It’s just another spanner thrown in the works for the teams, more to think about and contingencies to plan for.
One of the important jobs of a team mechanic is to make any running repairs on the road. It’s not uncommon to see a rider hanging onto the side of a moving team car, with a mechanic hanging out the window precariously adjusting brakes, derailleurs or saddle height on the go.
These days, most riders prefer to use electronic derailleurs that provide a perfect gear shift every time, so there’s less mucking around adjusting them with a tiny screwdriver during stages, and less chance of Schlecking your chain at a crucial moment.
Electronic shifting also means that riders can choose where to place their gear shift buttons, even having more than one set in different handlebar positions. Sprinters often place a small set of shifters near their thumbs when they’re ‘in the drops’ on the bottom of the bars, so they can change gear without changing their grip, even at full speed in the middle of a sprint. Try doing that on a bike from 20 years ago.
This year, we’re even likely to see the introduction of wireless derailleurs, so there’s one less set of cables to route from shifters to gear mechanisms, but an extra set of batteries to charge.
Speaking of electricity, most riders will race with a power meter to measure how many watts they’re producing. Riders and coaches know how much power they can produce for a given duration, and use their power meters to make sure they’re not going into the red until they need to. This is especially important on long climbs, and it’s why there are blogs devoted to Chris Froome looking at his stem: he’s constantly making sure he’s riding at a pace that he can sustain, but most of his rivals cannot.

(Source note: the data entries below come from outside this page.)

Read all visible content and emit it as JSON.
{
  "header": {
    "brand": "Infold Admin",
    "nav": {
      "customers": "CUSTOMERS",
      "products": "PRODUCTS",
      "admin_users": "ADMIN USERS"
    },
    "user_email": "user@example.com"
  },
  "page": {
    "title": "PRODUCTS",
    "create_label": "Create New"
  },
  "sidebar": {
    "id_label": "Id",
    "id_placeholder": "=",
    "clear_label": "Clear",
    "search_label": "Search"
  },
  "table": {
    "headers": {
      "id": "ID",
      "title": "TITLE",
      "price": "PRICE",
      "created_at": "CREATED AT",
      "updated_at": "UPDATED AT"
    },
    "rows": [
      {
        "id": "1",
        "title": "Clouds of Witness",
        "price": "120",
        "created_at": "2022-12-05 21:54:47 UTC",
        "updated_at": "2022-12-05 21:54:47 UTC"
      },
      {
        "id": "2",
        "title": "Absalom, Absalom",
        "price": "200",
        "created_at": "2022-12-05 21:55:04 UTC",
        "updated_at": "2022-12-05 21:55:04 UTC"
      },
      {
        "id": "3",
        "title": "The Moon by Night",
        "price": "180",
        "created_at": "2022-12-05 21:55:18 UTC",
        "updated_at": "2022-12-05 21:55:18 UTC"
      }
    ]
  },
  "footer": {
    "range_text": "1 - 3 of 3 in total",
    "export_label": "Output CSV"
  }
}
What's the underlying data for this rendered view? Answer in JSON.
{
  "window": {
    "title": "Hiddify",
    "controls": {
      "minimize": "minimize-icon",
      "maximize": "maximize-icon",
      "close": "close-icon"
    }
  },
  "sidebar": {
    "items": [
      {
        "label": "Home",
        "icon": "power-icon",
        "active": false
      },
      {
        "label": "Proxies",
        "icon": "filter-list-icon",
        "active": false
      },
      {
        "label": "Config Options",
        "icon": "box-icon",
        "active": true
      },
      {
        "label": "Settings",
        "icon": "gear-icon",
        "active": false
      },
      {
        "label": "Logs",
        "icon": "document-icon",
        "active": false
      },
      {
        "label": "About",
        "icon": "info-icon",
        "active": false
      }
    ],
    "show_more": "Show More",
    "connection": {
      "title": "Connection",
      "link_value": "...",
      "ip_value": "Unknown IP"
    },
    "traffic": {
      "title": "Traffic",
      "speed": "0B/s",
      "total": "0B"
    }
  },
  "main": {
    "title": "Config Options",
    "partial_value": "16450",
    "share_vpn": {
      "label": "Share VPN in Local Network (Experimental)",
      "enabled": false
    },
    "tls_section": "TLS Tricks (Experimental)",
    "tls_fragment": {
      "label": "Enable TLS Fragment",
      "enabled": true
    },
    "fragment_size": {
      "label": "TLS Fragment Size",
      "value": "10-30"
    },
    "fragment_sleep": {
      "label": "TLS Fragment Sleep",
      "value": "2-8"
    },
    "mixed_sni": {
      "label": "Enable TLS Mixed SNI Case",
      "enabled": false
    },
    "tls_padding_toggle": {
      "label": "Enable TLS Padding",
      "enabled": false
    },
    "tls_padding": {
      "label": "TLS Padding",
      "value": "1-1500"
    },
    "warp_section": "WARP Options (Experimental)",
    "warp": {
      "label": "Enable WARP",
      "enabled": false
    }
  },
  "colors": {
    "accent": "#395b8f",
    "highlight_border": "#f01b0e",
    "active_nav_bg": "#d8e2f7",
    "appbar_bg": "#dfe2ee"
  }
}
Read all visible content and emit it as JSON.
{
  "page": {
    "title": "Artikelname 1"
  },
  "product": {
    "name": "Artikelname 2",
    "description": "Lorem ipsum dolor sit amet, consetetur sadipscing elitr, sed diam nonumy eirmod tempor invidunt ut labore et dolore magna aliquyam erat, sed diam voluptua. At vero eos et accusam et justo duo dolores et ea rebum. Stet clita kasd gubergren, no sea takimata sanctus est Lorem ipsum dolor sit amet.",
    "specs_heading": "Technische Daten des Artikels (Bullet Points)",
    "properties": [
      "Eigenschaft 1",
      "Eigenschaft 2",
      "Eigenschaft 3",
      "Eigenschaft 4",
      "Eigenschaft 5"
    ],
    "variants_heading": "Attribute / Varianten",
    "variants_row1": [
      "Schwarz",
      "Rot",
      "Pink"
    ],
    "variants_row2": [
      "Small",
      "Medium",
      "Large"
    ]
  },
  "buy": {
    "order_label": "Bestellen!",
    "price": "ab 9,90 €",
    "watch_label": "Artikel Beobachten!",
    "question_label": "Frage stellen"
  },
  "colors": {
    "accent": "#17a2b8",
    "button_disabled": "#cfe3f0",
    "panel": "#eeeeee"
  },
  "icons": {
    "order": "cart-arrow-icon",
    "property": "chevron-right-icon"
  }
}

Critics argue that power meters are a great tool for training, but suck some of the romance and spontaneity out of racing. I have to say I’m sympathetic to that point of view, and there are plenty of fans willing to vocally denounce Team Sky’s effective but robotic style of watt-watching racing. A handful of riders refuse to bow down before the altar of sports science, and worship the old-time religion of ‘good sensations’ in the legs and a need to entertain the crowds, and these retro-racers are feted by the fans.
Of course there’s one bike technology we won’t see this year: disc brakes. Disc brakes have been used in mountain bike racing since the 1990s but are only just making their way onto road bikes. You can buy a disc brake road bike in the shops, but they’re not legal in UCI racing yet – they will be trialled in August and September, just a bit too late for le Tour.
Given the huge push from manufacturers, it’s likely this is the last Tour de France where disc brakes are not used by at least some teams. This is one change that could have significant knock-on effects on other aspects of bicycle design.
Maintaining all of this technology means mechanics are no longer able to make do with a wrench, a set of Allen keys and a tube of grease. Bikes are now high-tech machines with inbuilt sensors, numerous electronic components, advanced composite engineering and aerodynamics, and performance that was unimaginable in the days of Lemond, Indurain or even Armstrong.
Getting a team through the Tour with perfectly functioning equipment isn’t just about hard work, although that is a key part. It’s also a rolling logistical and engineering problem that challenges teams to be clever about everything they do.